[Recorded data]
>>>

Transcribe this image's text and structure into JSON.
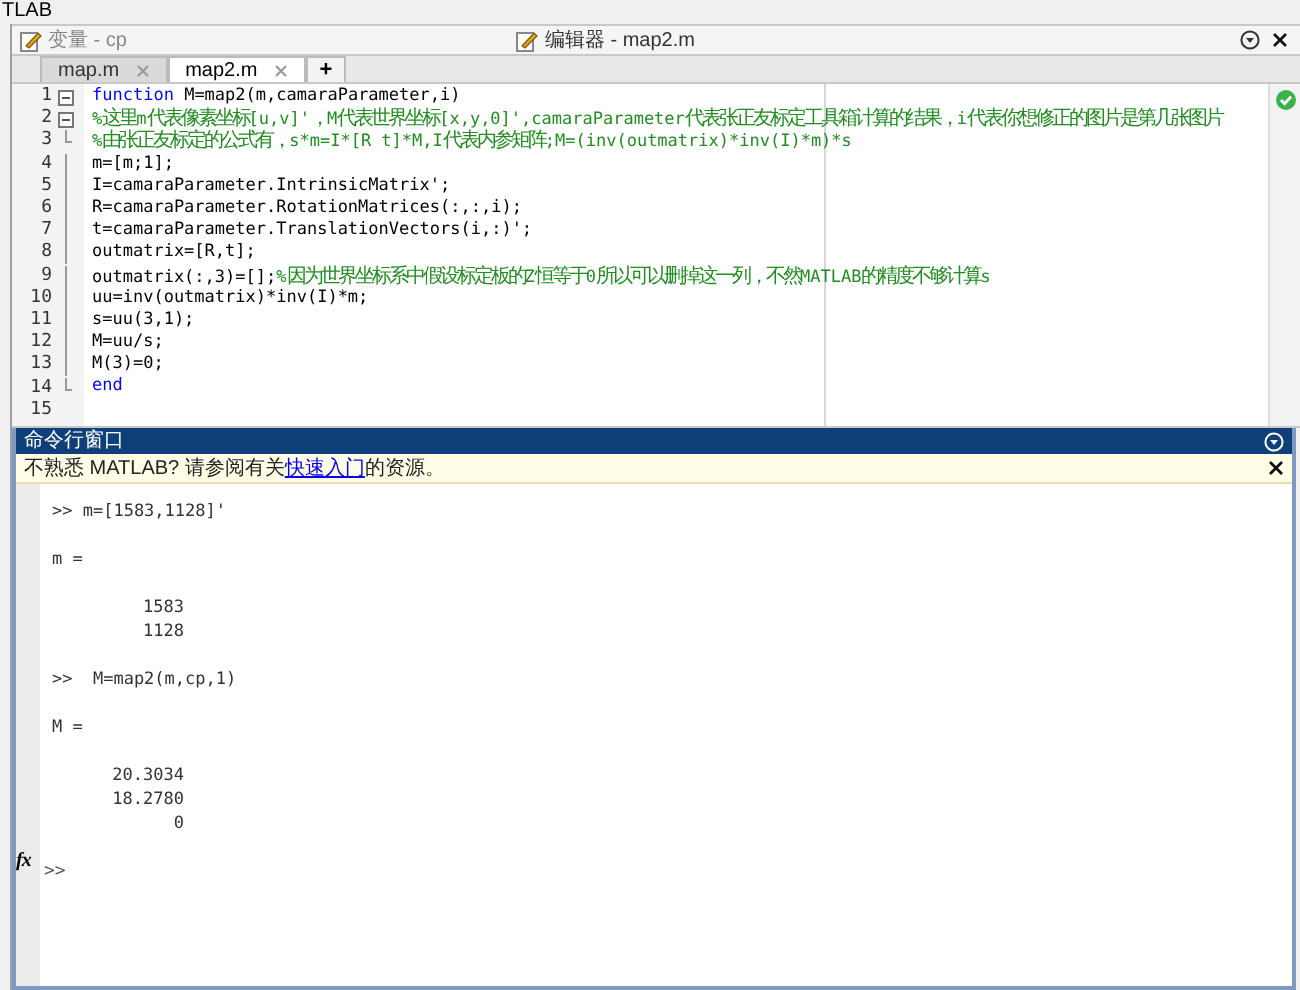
{
  "app_title": "TLAB",
  "panel_header": {
    "left_title": "变量 - cp",
    "center_title": "编辑器 - map2.m"
  },
  "tabs": [
    {
      "label": "map.m",
      "selected": false
    },
    {
      "label": "map2.m",
      "selected": true
    }
  ],
  "new_tab_label": "+",
  "editor": {
    "check_passed": true,
    "lines": [
      {
        "number": "1",
        "fold": {
          "kind": "start"
        },
        "segments": [
          {
            "kind": "keyword",
            "text": "function"
          },
          {
            "kind": "code",
            "text": " M=map2(m,camaraParameter,i)"
          }
        ]
      },
      {
        "number": "2",
        "fold": {
          "kind": "start"
        },
        "segments": [
          {
            "kind": "comment",
            "text": "%这里m代表像素坐标[u,v]'，M代表世界坐标[x,y,0]',camaraParameter代表张正友标定工具箱计算的结果，i代表你想修正的图片是第几张图片"
          }
        ]
      },
      {
        "number": "3",
        "fold": {
          "kind": "end"
        },
        "segments": [
          {
            "kind": "comment",
            "text": "%由张正友标定的公式有，s*m=I*[R t]*M,I代表内参矩阵;M=(inv(outmatrix)*inv(I)*m)*s"
          }
        ]
      },
      {
        "number": "4",
        "fold": {
          "kind": "line"
        },
        "segments": [
          {
            "kind": "code",
            "text": "m=[m;1];"
          }
        ]
      },
      {
        "number": "5",
        "fold": {
          "kind": "line"
        },
        "segments": [
          {
            "kind": "code",
            "text": "I=camaraParameter.IntrinsicMatrix';"
          }
        ]
      },
      {
        "number": "6",
        "fold": {
          "kind": "line"
        },
        "segments": [
          {
            "kind": "code",
            "text": "R=camaraParameter.RotationMatrices(:,:,i);"
          }
        ]
      },
      {
        "number": "7",
        "fold": {
          "kind": "line"
        },
        "segments": [
          {
            "kind": "code",
            "text": "t=camaraParameter.TranslationVectors(i,:)';"
          }
        ]
      },
      {
        "number": "8",
        "fold": {
          "kind": "line"
        },
        "segments": [
          {
            "kind": "code",
            "text": "outmatrix=[R,t];"
          }
        ]
      },
      {
        "number": "9",
        "fold": {
          "kind": "line"
        },
        "segments": [
          {
            "kind": "code",
            "text": "outmatrix(:,3)=[];"
          },
          {
            "kind": "comment",
            "text": "%因为世界坐标系中假设标定板的Z恒等于0所以可以删掉这一列，不然MATLAB的精度不够计算s"
          }
        ]
      },
      {
        "number": "10",
        "fold": {
          "kind": "line"
        },
        "segments": [
          {
            "kind": "code",
            "text": "uu=inv(outmatrix)*inv(I)*m;"
          }
        ]
      },
      {
        "number": "11",
        "fold": {
          "kind": "line"
        },
        "segments": [
          {
            "kind": "code",
            "text": "s=uu(3,1);"
          }
        ]
      },
      {
        "number": "12",
        "fold": {
          "kind": "line"
        },
        "segments": [
          {
            "kind": "code",
            "text": "M=uu/s;"
          }
        ]
      },
      {
        "number": "13",
        "fold": {
          "kind": "line"
        },
        "segments": [
          {
            "kind": "code",
            "text": "M(3)=0;"
          }
        ]
      },
      {
        "number": "14",
        "fold": {
          "kind": "end"
        },
        "segments": [
          {
            "kind": "keyword",
            "text": "end"
          }
        ]
      },
      {
        "number": "15"
      }
    ]
  },
  "command_window": {
    "title": "命令行窗口",
    "notice": {
      "before": "不熟悉 MATLAB? 请参阅有关",
      "link": "快速入门",
      "after": "的资源。"
    },
    "entries": [
      {
        "kind": "command",
        "text": ">> m=[1583,1128]'"
      },
      {
        "kind": "label",
        "text": "m ="
      },
      {
        "kind": "values",
        "values": [
          "1583",
          "1128"
        ]
      },
      {
        "kind": "command",
        "text": ">>  M=map2(m,cp,1)"
      },
      {
        "kind": "label",
        "text": "M ="
      },
      {
        "kind": "values",
        "values": [
          "20.3034",
          "18.2780",
          "0"
        ]
      }
    ],
    "fx_label": "fx",
    "prompt": ">>"
  }
}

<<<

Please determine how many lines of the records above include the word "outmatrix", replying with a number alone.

4